Each of the records below must be reproduced verbatim.

→ **INFORMATION GIVEN**:
^^^^
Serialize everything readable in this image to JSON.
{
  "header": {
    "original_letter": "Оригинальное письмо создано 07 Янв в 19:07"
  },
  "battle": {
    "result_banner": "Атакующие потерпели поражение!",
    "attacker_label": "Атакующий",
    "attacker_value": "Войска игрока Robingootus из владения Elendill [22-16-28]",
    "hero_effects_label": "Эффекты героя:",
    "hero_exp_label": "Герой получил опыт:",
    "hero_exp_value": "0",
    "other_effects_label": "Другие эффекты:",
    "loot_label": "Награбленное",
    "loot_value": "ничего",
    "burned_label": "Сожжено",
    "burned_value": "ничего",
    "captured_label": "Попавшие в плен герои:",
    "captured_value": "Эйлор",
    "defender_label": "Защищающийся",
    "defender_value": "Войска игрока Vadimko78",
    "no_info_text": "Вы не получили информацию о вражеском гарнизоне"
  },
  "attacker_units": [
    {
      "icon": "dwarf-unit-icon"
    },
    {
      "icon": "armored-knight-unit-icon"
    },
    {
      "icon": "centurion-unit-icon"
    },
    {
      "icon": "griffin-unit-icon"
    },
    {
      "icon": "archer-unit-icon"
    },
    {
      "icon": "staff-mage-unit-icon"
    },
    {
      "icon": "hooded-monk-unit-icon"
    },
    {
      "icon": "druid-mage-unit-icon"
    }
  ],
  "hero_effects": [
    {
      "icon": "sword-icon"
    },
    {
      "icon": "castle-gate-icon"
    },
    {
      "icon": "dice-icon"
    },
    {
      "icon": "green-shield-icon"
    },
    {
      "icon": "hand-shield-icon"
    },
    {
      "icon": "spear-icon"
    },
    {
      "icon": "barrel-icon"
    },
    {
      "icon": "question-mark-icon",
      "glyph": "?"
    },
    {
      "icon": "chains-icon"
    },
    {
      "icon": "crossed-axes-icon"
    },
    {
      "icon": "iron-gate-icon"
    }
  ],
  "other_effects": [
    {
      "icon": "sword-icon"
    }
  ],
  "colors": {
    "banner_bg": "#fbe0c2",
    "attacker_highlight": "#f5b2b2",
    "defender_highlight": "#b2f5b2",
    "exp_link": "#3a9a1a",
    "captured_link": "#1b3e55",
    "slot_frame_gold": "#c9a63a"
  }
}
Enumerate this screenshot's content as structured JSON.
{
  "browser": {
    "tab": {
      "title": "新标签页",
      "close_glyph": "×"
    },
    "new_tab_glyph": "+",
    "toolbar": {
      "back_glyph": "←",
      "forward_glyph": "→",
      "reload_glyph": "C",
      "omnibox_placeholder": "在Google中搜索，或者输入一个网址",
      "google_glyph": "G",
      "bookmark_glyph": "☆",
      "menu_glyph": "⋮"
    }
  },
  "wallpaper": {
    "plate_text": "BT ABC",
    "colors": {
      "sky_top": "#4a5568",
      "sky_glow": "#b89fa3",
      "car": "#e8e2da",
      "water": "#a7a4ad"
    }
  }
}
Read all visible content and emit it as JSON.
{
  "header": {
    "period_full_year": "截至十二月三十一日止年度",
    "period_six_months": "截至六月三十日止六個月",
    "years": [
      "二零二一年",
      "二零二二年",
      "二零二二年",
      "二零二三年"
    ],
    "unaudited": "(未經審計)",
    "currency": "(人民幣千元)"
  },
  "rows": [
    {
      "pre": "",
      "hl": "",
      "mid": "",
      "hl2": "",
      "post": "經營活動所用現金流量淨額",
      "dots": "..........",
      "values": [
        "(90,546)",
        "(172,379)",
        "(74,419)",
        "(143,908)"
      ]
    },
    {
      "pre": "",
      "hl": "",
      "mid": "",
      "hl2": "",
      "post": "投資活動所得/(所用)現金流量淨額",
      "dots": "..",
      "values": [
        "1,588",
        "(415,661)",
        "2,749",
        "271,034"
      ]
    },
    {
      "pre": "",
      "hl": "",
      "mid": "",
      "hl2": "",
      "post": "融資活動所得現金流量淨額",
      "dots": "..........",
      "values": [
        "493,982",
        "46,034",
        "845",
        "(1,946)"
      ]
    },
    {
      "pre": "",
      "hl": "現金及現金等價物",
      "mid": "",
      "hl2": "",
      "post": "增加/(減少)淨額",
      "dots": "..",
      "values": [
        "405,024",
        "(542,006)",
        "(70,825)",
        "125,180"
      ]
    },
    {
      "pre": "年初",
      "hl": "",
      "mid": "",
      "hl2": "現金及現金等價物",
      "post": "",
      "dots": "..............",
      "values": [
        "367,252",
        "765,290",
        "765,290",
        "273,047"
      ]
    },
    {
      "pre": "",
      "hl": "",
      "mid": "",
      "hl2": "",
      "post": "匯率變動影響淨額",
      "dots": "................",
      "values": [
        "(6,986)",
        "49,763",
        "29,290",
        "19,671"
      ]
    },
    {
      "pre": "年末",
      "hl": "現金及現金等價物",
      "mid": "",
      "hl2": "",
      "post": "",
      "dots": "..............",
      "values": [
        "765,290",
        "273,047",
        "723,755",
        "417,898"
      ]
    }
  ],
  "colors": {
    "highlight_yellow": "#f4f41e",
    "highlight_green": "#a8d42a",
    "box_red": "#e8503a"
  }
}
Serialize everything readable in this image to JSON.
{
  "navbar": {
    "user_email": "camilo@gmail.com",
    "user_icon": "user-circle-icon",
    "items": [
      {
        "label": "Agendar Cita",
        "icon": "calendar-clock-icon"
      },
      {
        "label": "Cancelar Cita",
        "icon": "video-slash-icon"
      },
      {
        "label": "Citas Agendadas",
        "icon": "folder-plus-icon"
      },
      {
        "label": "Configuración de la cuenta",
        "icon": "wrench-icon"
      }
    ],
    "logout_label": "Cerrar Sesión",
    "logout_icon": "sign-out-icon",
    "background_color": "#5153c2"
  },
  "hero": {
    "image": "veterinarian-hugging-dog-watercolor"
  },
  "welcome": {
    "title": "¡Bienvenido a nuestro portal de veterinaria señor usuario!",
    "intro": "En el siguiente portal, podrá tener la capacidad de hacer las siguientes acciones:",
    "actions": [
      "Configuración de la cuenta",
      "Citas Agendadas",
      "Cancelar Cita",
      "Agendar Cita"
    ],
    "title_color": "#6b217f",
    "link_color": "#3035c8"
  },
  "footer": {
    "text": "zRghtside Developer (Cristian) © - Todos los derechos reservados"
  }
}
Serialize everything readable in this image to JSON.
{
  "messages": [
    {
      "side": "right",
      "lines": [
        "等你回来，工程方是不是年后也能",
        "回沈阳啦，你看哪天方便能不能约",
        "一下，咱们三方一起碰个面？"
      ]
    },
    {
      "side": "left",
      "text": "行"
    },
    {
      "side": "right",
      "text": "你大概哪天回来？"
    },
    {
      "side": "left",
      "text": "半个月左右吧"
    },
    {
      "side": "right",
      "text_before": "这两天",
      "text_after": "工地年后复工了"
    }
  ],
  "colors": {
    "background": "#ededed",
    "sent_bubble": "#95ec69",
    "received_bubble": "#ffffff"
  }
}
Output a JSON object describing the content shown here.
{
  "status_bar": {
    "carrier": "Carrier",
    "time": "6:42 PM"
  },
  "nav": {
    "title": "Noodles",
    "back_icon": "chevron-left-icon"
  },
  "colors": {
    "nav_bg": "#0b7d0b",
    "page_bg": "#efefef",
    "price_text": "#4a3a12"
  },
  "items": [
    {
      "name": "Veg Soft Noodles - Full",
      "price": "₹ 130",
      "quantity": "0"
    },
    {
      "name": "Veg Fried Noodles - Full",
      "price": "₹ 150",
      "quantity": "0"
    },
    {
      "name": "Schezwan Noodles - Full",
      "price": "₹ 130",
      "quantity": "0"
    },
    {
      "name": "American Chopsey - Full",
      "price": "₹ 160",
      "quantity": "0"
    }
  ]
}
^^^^
→ **PROBLEM SOLUTION**:
Serialize everything readable in this image to JSON.
{
  "header": {
    "original_letter": "Оригинальное письмо создано 07 Янв в 19:07"
  },
  "battle": {
    "result_banner": "Атакующие потерпели поражение!",
    "attacker_label": "Атакующий",
    "attacker_value": "Войска игрока Robingootus из владения Elendill [22-16-28]",
    "hero_effects_label": "Эффекты героя:",
    "hero_exp_label": "Герой получил опыт:",
    "hero_exp_value": "0",
    "other_effects_label": "Другие эффекты:",
    "loot_label": "Награбленное",
    "loot_value": "ничего",
    "burned_label": "Сожжено",
    "burned_value": "ничего",
    "captured_label": "Попавшие в плен герои:",
    "captured_value": "Эйлор",
    "defender_label": "Защищающийся",
    "defender_value": "Войска игрока Vadimko78",
    "no_info_text": "Вы не получили информацию о вражеском гарнизоне"
  },
  "attacker_units": [
    {
      "icon": "dwarf-unit-icon"
    },
    {
      "icon": "armored-knight-unit-icon"
    },
    {
      "icon": "centurion-unit-icon"
    },
    {
      "icon": "griffin-unit-icon"
    },
    {
      "icon": "archer-unit-icon"
    },
    {
      "icon": "staff-mage-unit-icon"
    },
    {
      "icon": "hooded-monk-unit-icon"
    },
    {
      "icon": "druid-mage-unit-icon"
    }
  ],
  "hero_effects": [
    {
      "icon": "sword-icon"
    },
    {
      "icon": "castle-gate-icon"
    },
    {
      "icon": "dice-icon"
    },
    {
      "icon": "green-shield-icon"
    },
    {
      "icon": "hand-shield-icon"
    },
    {
      "icon": "spear-icon"
    },
    {
      "icon": "barrel-icon"
    },
    {
      "icon": "question-mark-icon",
      "glyph": "?"
    },
    {
      "icon": "chains-icon"
    },
    {
      "icon": "crossed-axes-icon"
    },
    {
      "icon": "iron-gate-icon"
    }
  ],
  "other_effects": [
    {
      "icon": "sword-icon"
    }
  ],
  "colors": {
    "banner_bg": "#fbe0c2",
    "attacker_highlight": "#f5b2b2",
    "defender_highlight": "#b2f5b2",
    "exp_link": "#3a9a1a",
    "captured_link": "#1b3e55",
    "slot_frame_gold": "#c9a63a"
  }
}
Enumerate this screenshot's content as structured JSON.
{
  "browser": {
    "tab": {
      "title": "新标签页",
      "close_glyph": "×"
    },
    "new_tab_glyph": "+",
    "toolbar": {
      "back_glyph": "←",
      "forward_glyph": "→",
      "reload_glyph": "C",
      "omnibox_placeholder": "在Google中搜索，或者输入一个网址",
      "google_glyph": "G",
      "bookmark_glyph": "☆",
      "menu_glyph": "⋮"
    }
  },
  "wallpaper": {
    "plate_text": "BT ABC",
    "colors": {
      "sky_top": "#4a5568",
      "sky_glow": "#b89fa3",
      "car": "#e8e2da",
      "water": "#a7a4ad"
    }
  }
}
Read all visible content and emit it as JSON.
{
  "header": {
    "period_full_year": "截至十二月三十一日止年度",
    "period_six_months": "截至六月三十日止六個月",
    "years": [
      "二零二一年",
      "二零二二年",
      "二零二二年",
      "二零二三年"
    ],
    "unaudited": "(未經審計)",
    "currency": "(人民幣千元)"
  },
  "rows": [
    {
      "pre": "",
      "hl": "",
      "mid": "",
      "hl2": "",
      "post": "經營活動所用現金流量淨額",
      "dots": "..........",
      "values": [
        "(90,546)",
        "(172,379)",
        "(74,419)",
        "(143,908)"
      ]
    },
    {
      "pre": "",
      "hl": "",
      "mid": "",
      "hl2": "",
      "post": "投資活動所得/(所用)現金流量淨額",
      "dots": "..",
      "values": [
        "1,588",
        "(415,661)",
        "2,749",
        "271,034"
      ]
    },
    {
      "pre": "",
      "hl": "",
      "mid": "",
      "hl2": "",
      "post": "融資活動所得現金流量淨額",
      "dots": "..........",
      "values": [
        "493,982",
        "46,034",
        "845",
        "(1,946)"
      ]
    },
    {
      "pre": "",
      "hl": "現金及現金等價物",
      "mid": "",
      "hl2": "",
      "post": "增加/(減少)淨額",
      "dots": "..",
      "values": [
        "405,024",
        "(542,006)",
        "(70,825)",
        "125,180"
      ]
    },
    {
      "pre": "年初",
      "hl": "",
      "mid": "",
      "hl2": "現金及現金等價物",
      "post": "",
      "dots": "..............",
      "values": [
        "367,252",
        "765,290",
        "765,290",
        "273,047"
      ]
    },
    {
      "pre": "",
      "hl": "",
      "mid": "",
      "hl2": "",
      "post": "匯率變動影響淨額",
      "dots": "................",
      "values": [
        "(6,986)",
        "49,763",
        "29,290",
        "19,671"
      ]
    },
    {
      "pre": "年末",
      "hl": "現金及現金等價物",
      "mid": "",
      "hl2": "",
      "post": "",
      "dots": "..............",
      "values": [
        "765,290",
        "273,047",
        "723,755",
        "417,898"
      ]
    }
  ],
  "colors": {
    "highlight_yellow": "#f4f41e",
    "highlight_green": "#a8d42a",
    "box_red": "#e8503a"
  }
}
Serialize everything readable in this image to JSON.
{
  "navbar": {
    "user_email": "camilo@gmail.com",
    "user_icon": "user-circle-icon",
    "items": [
      {
        "label": "Agendar Cita",
        "icon": "calendar-clock-icon"
      },
      {
        "label": "Cancelar Cita",
        "icon": "video-slash-icon"
      },
      {
        "label": "Citas Agendadas",
        "icon": "folder-plus-icon"
      },
      {
        "label": "Configuración de la cuenta",
        "icon": "wrench-icon"
      }
    ],
    "logout_label": "Cerrar Sesión",
    "logout_icon": "sign-out-icon",
    "background_color": "#5153c2"
  },
  "hero": {
    "image": "veterinarian-hugging-dog-watercolor"
  },
  "welcome": {
    "title": "¡Bienvenido a nuestro portal de veterinaria señor usuario!",
    "intro": "En el siguiente portal, podrá tener la capacidad de hacer las siguientes acciones:",
    "actions": [
      "Configuración de la cuenta",
      "Citas Agendadas",
      "Cancelar Cita",
      "Agendar Cita"
    ],
    "title_color": "#6b217f",
    "link_color": "#3035c8"
  },
  "footer": {
    "text": "zRghtside Developer (Cristian) © - Todos los derechos reservados"
  }
}
Serialize everything readable in this image to JSON.
{
  "messages": [
    {
      "side": "right",
      "lines": [
        "等你回来，工程方是不是年后也能",
        "回沈阳啦，你看哪天方便能不能约",
        "一下，咱们三方一起碰个面？"
      ]
    },
    {
      "side": "left",
      "text": "行"
    },
    {
      "side": "right",
      "text": "你大概哪天回来？"
    },
    {
      "side": "left",
      "text": "半个月左右吧"
    },
    {
      "side": "right",
      "text_before": "这两天",
      "text_after": "工地年后复工了"
    }
  ],
  "colors": {
    "background": "#ededed",
    "sent_bubble": "#95ec69",
    "received_bubble": "#ffffff"
  }
}
Output a JSON object describing the content shown here.
{
  "status_bar": {
    "carrier": "Carrier",
    "time": "6:42 PM"
  },
  "nav": {
    "title": "Noodles",
    "back_icon": "chevron-left-icon"
  },
  "colors": {
    "nav_bg": "#0b7d0b",
    "page_bg": "#efefef",
    "price_text": "#4a3a12"
  },
  "items": [
    {
      "name": "Veg Soft Noodles - Full",
      "price": "₹ 130",
      "quantity": "0"
    },
    {
      "name": "Veg Fried Noodles - Full",
      "price": "₹ 150",
      "quantity": "0"
    },
    {
      "name": "Schezwan Noodles - Full",
      "price": "₹ 130",
      "quantity": "0"
    },
    {
      "name": "American Chopsey - Full",
      "price": "₹ 160",
      "quantity": "0"
    }
  ]
}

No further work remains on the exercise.